Generally, you start by installing the fixture to the junction box and making the wiring connections. Here is an article on installing a light fixture and a discussion on wiring. Once the connections are made, the track is run and mounted into the ceiling. It's always best to install the track into the ceiling joists if possible, but if not, the fixture will come with drywall anchors to support it.
Some track lights use standard light bulbs and others use small halogen bulbs with a transformer. The individual fixtures are placed in the track and typically make electrical contact by turning the fixtures until they are seated in the track. Once that is done, adjust the lights to wherever you want to direct the light.
Many homeowners are looking for a little extra security, especially at night. One of the easiest ways is to light up the area. Having a handyman install some landscape lights around the perimeter of the property will help light up someone entering the boundary of the property. Installing some motion detector lights in place of a coach light at a door will illuminate points of entry at the house. The easiest way to accomplish this is to simply replace existing lights with motion detection light fixtures.
Motion detector light fixtures are installed like any light fixture, with the exception that you will have some adjusting to do. Here are some details on replacing a light fixture. Basically, you will remove the old fixture and connect the black hot wire to the black fixture wire, the white neutral wire to the white fixture wire, and the green or bare copper ground wire to the ground terminal in the fixture. Use wire nuts for tight connections. Then attach the fixture to the wall.

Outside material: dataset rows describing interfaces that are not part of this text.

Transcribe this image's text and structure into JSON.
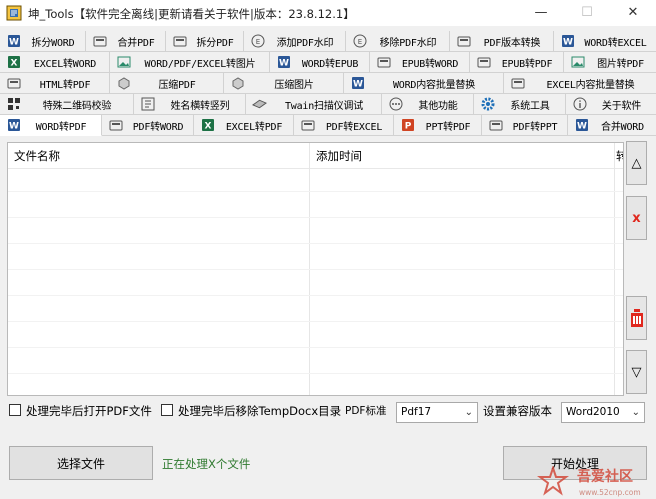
{
  "window": {
    "title": "坤_Tools【软件完全离线|更新请看关于软件|版本：23.8.12.1】",
    "minimize": "—",
    "maximize": "☐",
    "close": "✕"
  },
  "tabs_row1": [
    {
      "label": "拆分WORD",
      "icon": "word-icon"
    },
    {
      "label": "合并PDF",
      "icon": "pdf-icon"
    },
    {
      "label": "拆分PDF",
      "icon": "pdf-icon"
    },
    {
      "label": "添加PDF水印",
      "icon": "watermark-icon"
    },
    {
      "label": "移除PDF水印",
      "icon": "watermark-icon"
    },
    {
      "label": "PDF版本转换",
      "icon": "pdf-icon"
    },
    {
      "label": "WORD转EXCEL",
      "icon": "word-icon"
    }
  ],
  "tabs_row2": [
    {
      "label": "EXCEL转WORD",
      "icon": "excel-icon"
    },
    {
      "label": "WORD/PDF/EXCEL转图片",
      "icon": "image-icon"
    },
    {
      "label": "WORD转EPUB",
      "icon": "word-icon"
    },
    {
      "label": "EPUB转WORD",
      "icon": "pdf-icon"
    },
    {
      "label": "EPUB转PDF",
      "icon": "pdf-icon"
    },
    {
      "label": "图片转PDF",
      "icon": "image-icon"
    }
  ],
  "tabs_row3": [
    {
      "label": "HTML转PDF",
      "icon": "pdf-icon"
    },
    {
      "label": "压缩PDF",
      "icon": "compress-icon"
    },
    {
      "label": "压缩图片",
      "icon": "compress-icon"
    },
    {
      "label": "WORD内容批量替换",
      "icon": "word-icon"
    },
    {
      "label": "EXCEL内容批量替换",
      "icon": "pdf-icon"
    }
  ],
  "tabs_row4": [
    {
      "label": "特殊二维码校验",
      "icon": "qrcode-icon"
    },
    {
      "label": "姓名横转竖列",
      "icon": "name-icon"
    },
    {
      "label": "Twain扫描仪调试",
      "icon": "scanner-icon"
    },
    {
      "label": "其他功能",
      "icon": "more-icon"
    },
    {
      "label": "系统工具",
      "icon": "gear-icon"
    },
    {
      "label": "关于软件",
      "icon": "info-icon"
    }
  ],
  "tabs_row5": [
    {
      "label": "WORD转PDF",
      "icon": "word-icon",
      "active": true
    },
    {
      "label": "PDF转WORD",
      "icon": "pdf-icon"
    },
    {
      "label": "EXCEL转PDF",
      "icon": "excel-icon"
    },
    {
      "label": "PDF转EXCEL",
      "icon": "pdf-icon"
    },
    {
      "label": "PPT转PDF",
      "icon": "ppt-icon"
    },
    {
      "label": "PDF转PPT",
      "icon": "pdf-icon"
    },
    {
      "label": "合并WORD",
      "icon": "word-icon"
    }
  ],
  "file_list": {
    "columns": [
      "文件名称",
      "添加时间",
      "转"
    ],
    "rows": []
  },
  "side_buttons": {
    "move_up": "△",
    "remove": "x",
    "clear": "clear-icon",
    "move_down": "▽"
  },
  "options": {
    "open_pdf_after": "处理完毕后打开PDF文件",
    "remove_tempdocx_after": "处理完毕后移除TempDocx目录",
    "pdf_standard_label": "PDF标准",
    "pdf_standard_value": "Pdf17",
    "compat_label": "设置兼容版本",
    "compat_value": "Word2010"
  },
  "bottom": {
    "select_files": "选择文件",
    "status": "正在处理X个文件",
    "start": "开始处理"
  },
  "watermark": {
    "text": "吾爱社区",
    "url": "www.52cnp.com"
  },
  "colors": {
    "word": "#2b5797",
    "excel": "#1d7145",
    "ppt": "#d04423",
    "pdf": "#555555",
    "status_green": "#2f7a2f",
    "remove_red": "#e0281e"
  }
}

Adjusting the motion detector light fixture is not complicated. It's probably best done at night so you can test it and get a feeling for it's sensitivity. First, aim the bulbs in the direction where to want the light cast. Next you will need to aim the motion sensor for height and distance, as well as how sensitive you want it. You won't want the lights to turn on, for example, if the trees across the street are blowing in the wind. Adjusting it is a matter of making incremental changes and then testing them as if you were approaching the house. Finally, you can choose to leave the lights on for a few seconds or a few minutes after the sensor detects movement.
Many of us have the "Hollywood" light bars in our bathrooms. You know, the light fixture that looks like a bar with several large light bulbs in a row? (C'mon, imagine a starlet applying makeup in front of one). Well, these are among the first items that get replaced when updating the look of a bathroom. When you go to replace this type of light fixture, you are in for a surprise.

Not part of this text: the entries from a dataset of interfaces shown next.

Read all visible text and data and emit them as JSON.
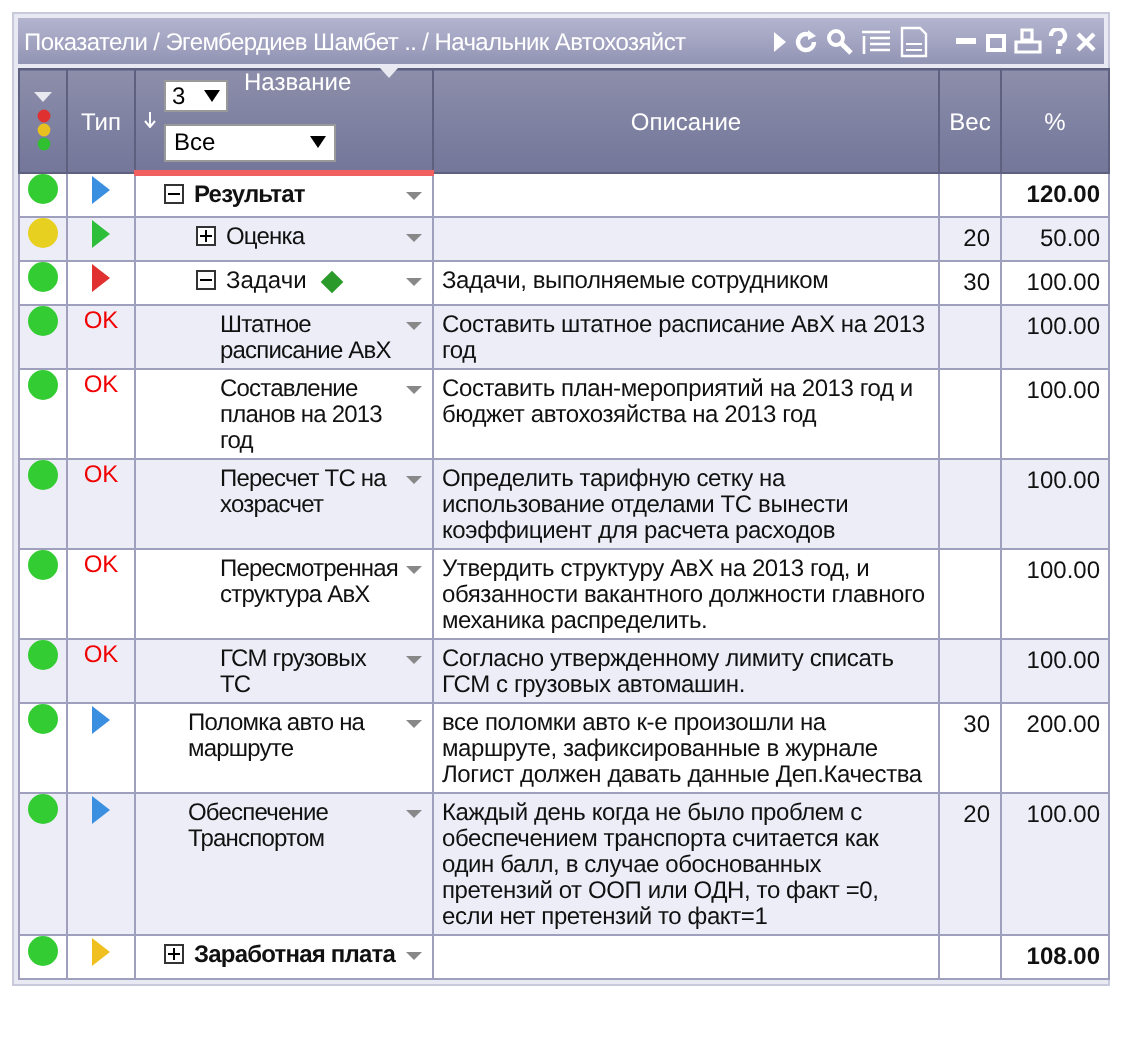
{
  "window": {
    "title": "Показатели / Эгембердиев Шамбет .. / Начальник Автохозяйст"
  },
  "header": {
    "type": "Тип",
    "level_select": "3",
    "name": "Название",
    "filter_select": "Все",
    "description": "Описание",
    "weight": "Вес",
    "percent": "%"
  },
  "rows": [
    {
      "color": "#33cc33",
      "type": {
        "kind": "arrow",
        "color": "#3a8fe0"
      },
      "name": "Результат",
      "expanded": true,
      "percent": "120.00",
      "children": [
        {
          "color": "#e8d020",
          "type": {
            "kind": "arrow",
            "color": "#2dbf3a"
          },
          "name": "Оценка",
          "expanded": false,
          "weight": "20",
          "percent": "50.00"
        },
        {
          "color": "#33cc33",
          "type": {
            "kind": "arrow",
            "color": "#e03030"
          },
          "name": "Задачи",
          "expanded": true,
          "flag": true,
          "description": "Задачи, выполняемые сотрудником",
          "weight": "30",
          "percent": "100.00",
          "children": [
            {
              "color": "#33cc33",
              "type": {
                "kind": "text",
                "label": "OK"
              },
              "name": "Штатное расписание АвХ",
              "description": "Составить штатное расписание АвХ на 2013 год",
              "percent": "100.00"
            },
            {
              "color": "#33cc33",
              "type": {
                "kind": "text",
                "label": "OK"
              },
              "name": "Составление планов на 2013 год",
              "description": "Составить план-мероприятий на 2013 год и бюджет автохозяйства на 2013 год",
              "percent": "100.00"
            },
            {
              "color": "#33cc33",
              "type": {
                "kind": "text",
                "label": "OK"
              },
              "name": "Пересчет ТС на хозрасчет",
              "description": "Определить тарифную сетку на использование отделами ТС вынести коэффициент для расчета расходов",
              "percent": "100.00"
            },
            {
              "color": "#33cc33",
              "type": {
                "kind": "text",
                "label": "OK"
              },
              "name": "Пересмотренная структура АвХ",
              "description": "Утвердить структуру АвХ на 2013 год, и обязанности вакантного должности главного механика распределить.",
              "percent": "100.00"
            },
            {
              "color": "#33cc33",
              "type": {
                "kind": "text",
                "label": "OK"
              },
              "name": "ГСМ грузовых ТС",
              "description": "Согласно утвержденному лимиту списать ГСМ с грузовых автомашин.",
              "percent": "100.00"
            }
          ]
        },
        {
          "color": "#33cc33",
          "type": {
            "kind": "arrow",
            "color": "#3a8fe0"
          },
          "name": "Поломка авто на маршруте",
          "description": "все поломки авто к-е произошли на маршруте, зафиксированные в журнале Логист должен давать данные Деп.Качества",
          "weight": "30",
          "percent": "200.00"
        },
        {
          "color": "#33cc33",
          "type": {
            "kind": "arrow",
            "color": "#3a8fe0"
          },
          "name": "Обеспечение Транспортом",
          "description": "Каждый день когда не было проблем с обеспечением транспорта считается как один балл, в случае обоснованных претензий от ООП или ОДН, то факт =0, если нет претензий то факт=1",
          "weight": "20",
          "percent": "100.00"
        }
      ]
    },
    {
      "color": "#33cc33",
      "type": {
        "kind": "arrow",
        "color": "#f0c020"
      },
      "name": "Заработная плата",
      "expanded": false,
      "percent": "108.00"
    }
  ]
}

Normally, a junction box (a.k.a. j-box) is installed in the wall to house the electrical connections and give the light fixture something to screw into. Not so with the light bar. Builders have typically just punched a hole into the drywall and run the wiring to the light bar without using a junction box. This is all fine and dandy except when you go to replace the light bar with a fixture that uses a junction box. When you remove the Hollywood bar you will find a rather large hole.
So you have a couple of problems. There is no junction box, there is a large drywall hole, and now there is no light in the bathroom. The last one is easy as you can run a light with a cord into the bathroom, so at least you have light to work. The first two problems will take a little more work.

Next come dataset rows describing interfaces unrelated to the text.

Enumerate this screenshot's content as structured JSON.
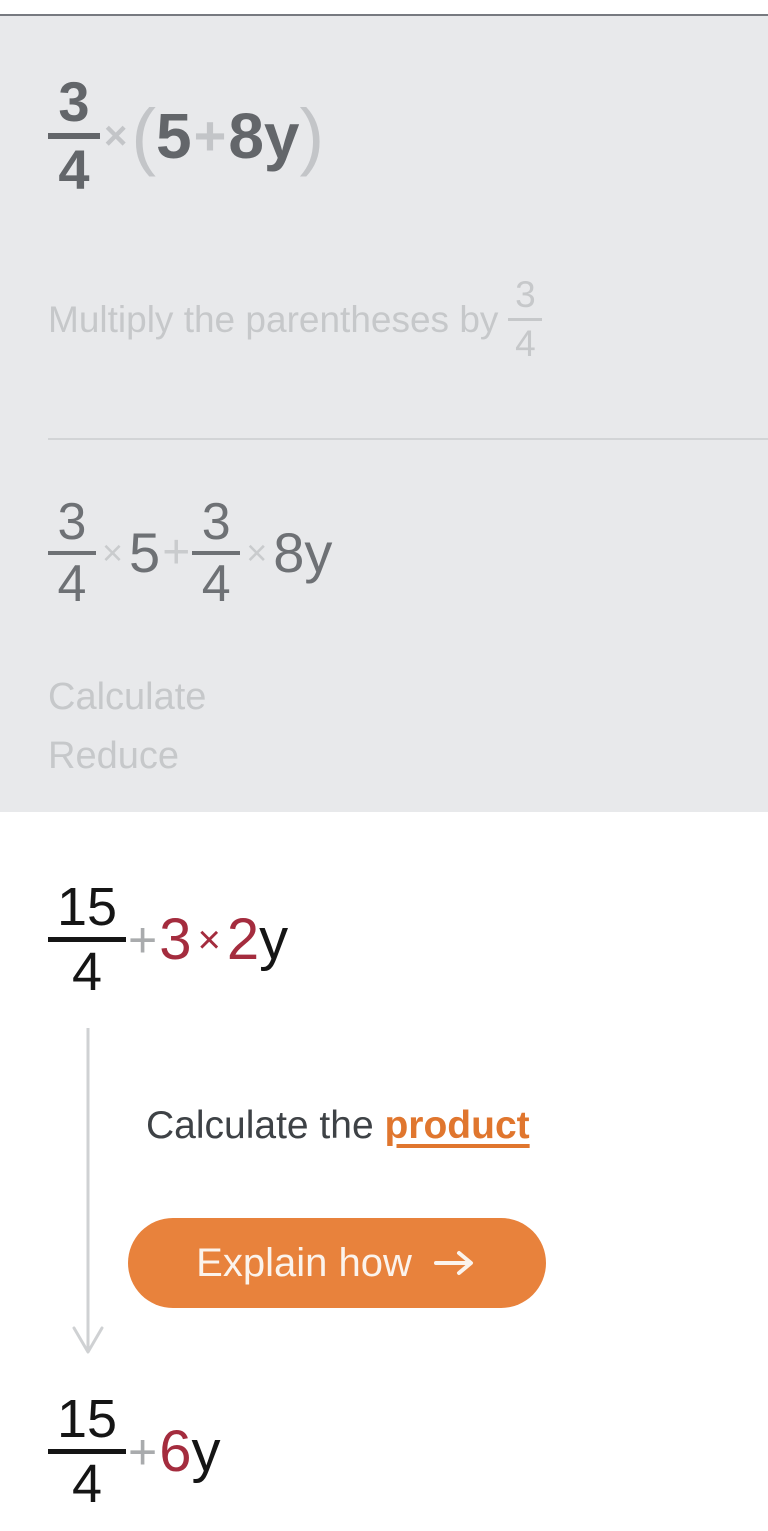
{
  "theme": {
    "faded_panel_bg": "#e8e9eb",
    "active_bg": "#ffffff",
    "faded_text": "#63666a",
    "faded_hint_text": "#c6c8ca",
    "active_text": "#151515",
    "highlight_crimson": "#A42C3E",
    "accent_orange": "#E8823C",
    "link_orange": "#E0762E",
    "operator_gray": "#c3c5c8",
    "divider": "#d2d4d6",
    "top_rule": "#777a80"
  },
  "faded_steps": [
    {
      "id": "step-distribute",
      "expression": {
        "fraction": {
          "numerator": "3",
          "denominator": "4"
        },
        "multiply_symbol": "×",
        "open_paren": "(",
        "inner_left": "5",
        "inner_plus": "+",
        "inner_right": "8",
        "inner_variable": "y",
        "close_paren": ")",
        "plain_text": "3/4 × (5 + 8y)"
      },
      "hint": {
        "text": "Multiply the parentheses by",
        "fraction": {
          "numerator": "3",
          "denominator": "4"
        },
        "plain_text": "Multiply the parentheses by 3/4"
      }
    },
    {
      "id": "step-expanded",
      "expression": {
        "first_fraction": {
          "numerator": "3",
          "denominator": "4"
        },
        "first_multiply": "×",
        "first_factor": "5",
        "plus": "+",
        "second_fraction": {
          "numerator": "3",
          "denominator": "4"
        },
        "second_multiply": "×",
        "second_factor": "8",
        "variable": "y",
        "plain_text": "3/4 × 5 + 3/4 × 8y"
      },
      "hints": [
        "Calculate",
        "Reduce"
      ]
    }
  ],
  "active_step": {
    "id": "step-product",
    "expression": {
      "fraction": {
        "numerator": "15",
        "denominator": "4"
      },
      "plus": "+",
      "highlight_left": "3",
      "highlight_multiply": "×",
      "highlight_right": "2",
      "variable": "y",
      "plain_text": "15/4 + 3 × 2y"
    },
    "instruction": {
      "prefix": "Calculate the",
      "keyword": "product",
      "plain_text": "Calculate the product"
    },
    "explain_button": {
      "label": "Explain how",
      "arrow": "→"
    },
    "result": {
      "fraction": {
        "numerator": "15",
        "denominator": "4"
      },
      "plus": "+",
      "highlight_coefficient": "6",
      "variable": "y",
      "plain_text": "15/4 + 6y"
    }
  }
}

You may not have to do drywall work if you buy a light fixture that has a large enough base to cover the drywall hole. Here is some information on how to do drywall repair.
For the junction box, you can use a remodeling box which has plastic ears that grip the drywall. You simply place it in the hole and tighten the ears to pinch the drywall. The Romex wiring can then be placed into the box through the slots in the side or rear of the box. If your hole is next to a wall stud, you can use a metal junction box and nail or screw it to the stud. Here is information on installing a metal junction box.
Once the drywall and junction box issues are solved you can install the new light fixture.